Do coffee beans really expire? Coffee beans will never "go bad," which is why they are typically packed without an expiration date.
Classified as a dry good that can be stored for an extended period of time. It would take years for them to become stale, though they do lose their freshness approximately 7-10 days after roasting.
It would take years for them to go bad, they do lose their freshness approximately 7-10 days after roasting. This is because, during the coffee roasting process, beans undergo a natural process called 'degassing,' in which carbon dioxide is released.
If you've ever wondered why coffee bags have a hole, there is a reason. It is a one-way valve that allows carbon dioxide to escape but not oxygen or moisture to enter the beans.
Once the beans have released all of their carbon dioxides, they begin to absorb oxygen and oxidize. This process gradually deteriorates the beans and renders them flavorless. While the one-way valve temporarily preserves coffee beans, it will not keep them fresh indefinitely.

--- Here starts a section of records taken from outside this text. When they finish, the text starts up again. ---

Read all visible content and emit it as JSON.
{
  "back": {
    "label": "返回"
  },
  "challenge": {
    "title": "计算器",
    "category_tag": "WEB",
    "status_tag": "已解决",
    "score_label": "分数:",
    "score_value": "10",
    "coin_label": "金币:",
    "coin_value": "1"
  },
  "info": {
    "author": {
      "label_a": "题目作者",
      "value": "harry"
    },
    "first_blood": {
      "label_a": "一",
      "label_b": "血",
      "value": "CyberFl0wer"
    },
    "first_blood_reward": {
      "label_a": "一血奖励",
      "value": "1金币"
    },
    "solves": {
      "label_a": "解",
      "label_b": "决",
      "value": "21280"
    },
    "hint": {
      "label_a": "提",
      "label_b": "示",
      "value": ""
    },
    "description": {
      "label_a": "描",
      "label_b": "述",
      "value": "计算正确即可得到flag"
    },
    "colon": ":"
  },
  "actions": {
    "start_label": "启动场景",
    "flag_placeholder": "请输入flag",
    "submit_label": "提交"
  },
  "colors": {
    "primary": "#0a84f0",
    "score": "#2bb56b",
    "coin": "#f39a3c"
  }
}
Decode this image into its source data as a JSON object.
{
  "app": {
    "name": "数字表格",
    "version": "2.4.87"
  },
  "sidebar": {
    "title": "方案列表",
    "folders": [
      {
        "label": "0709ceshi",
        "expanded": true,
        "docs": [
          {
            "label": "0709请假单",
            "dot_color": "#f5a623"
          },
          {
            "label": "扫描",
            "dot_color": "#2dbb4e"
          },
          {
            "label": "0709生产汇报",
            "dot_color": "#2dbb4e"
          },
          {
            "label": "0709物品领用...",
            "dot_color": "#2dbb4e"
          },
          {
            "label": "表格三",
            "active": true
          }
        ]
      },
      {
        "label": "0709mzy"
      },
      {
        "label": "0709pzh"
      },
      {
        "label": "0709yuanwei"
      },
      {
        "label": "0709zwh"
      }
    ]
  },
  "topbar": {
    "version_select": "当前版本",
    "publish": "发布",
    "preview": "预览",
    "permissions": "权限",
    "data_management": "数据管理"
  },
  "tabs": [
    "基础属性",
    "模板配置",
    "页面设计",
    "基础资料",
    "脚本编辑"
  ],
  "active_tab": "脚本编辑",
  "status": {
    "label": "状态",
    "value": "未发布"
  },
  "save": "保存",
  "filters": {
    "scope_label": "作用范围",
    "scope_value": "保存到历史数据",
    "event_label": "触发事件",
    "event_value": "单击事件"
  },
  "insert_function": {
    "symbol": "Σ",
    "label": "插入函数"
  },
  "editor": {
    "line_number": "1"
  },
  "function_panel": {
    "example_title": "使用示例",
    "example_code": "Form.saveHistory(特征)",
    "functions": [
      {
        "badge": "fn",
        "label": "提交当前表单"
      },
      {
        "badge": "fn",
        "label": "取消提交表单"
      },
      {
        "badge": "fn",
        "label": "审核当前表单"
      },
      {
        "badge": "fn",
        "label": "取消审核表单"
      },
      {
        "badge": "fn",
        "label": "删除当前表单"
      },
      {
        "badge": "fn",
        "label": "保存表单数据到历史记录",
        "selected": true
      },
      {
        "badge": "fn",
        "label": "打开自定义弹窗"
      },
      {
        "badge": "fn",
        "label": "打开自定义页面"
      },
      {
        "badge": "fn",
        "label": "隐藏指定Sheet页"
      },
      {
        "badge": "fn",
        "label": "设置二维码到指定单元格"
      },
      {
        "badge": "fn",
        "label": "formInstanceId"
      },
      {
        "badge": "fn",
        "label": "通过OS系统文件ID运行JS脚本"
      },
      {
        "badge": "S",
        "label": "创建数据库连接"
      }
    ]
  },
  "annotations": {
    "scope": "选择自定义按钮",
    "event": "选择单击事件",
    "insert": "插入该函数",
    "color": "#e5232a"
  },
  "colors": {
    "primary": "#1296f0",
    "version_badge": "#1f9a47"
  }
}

Unroasted green coffee beans retain their freshness significantly longer and can be stored for up to two years.
Roasted beans have a shelf life of approximately two to six months, depending on the type of coffee and your personal taste preferences.
When storing coffee, it is important to minimize the presence of moisture, light, heat, and oxygen. Whatever storage you choose, keep it cool, dark, and dry.
Learn Latte Art - for more related resources.
Other Questions about Coffee :
OCM was started in 2007, focusing first on coffee machines, then marketing for coffee and food and beverage companies. Check out this restaurant marketing guide to learn more about the many campaigns and companies we have worked with.
OCM has also created many marketing workshops and classes for the F&B industry. Many of the modules are running in the Singapore Skillsfuture Classes in tertiary institutions such as Temasek Polytechnic Skillsfuture Academy and also ITE College East COC classes.
For the readers (coffee lovers), we continue to share coffee articles (and videos) and have also started a free coffee class section (with free online coffee training supported by coffee partners).
To connect with coffee and F&B practitioners, join our growing F&B group on Linkedin (20 000 and growing).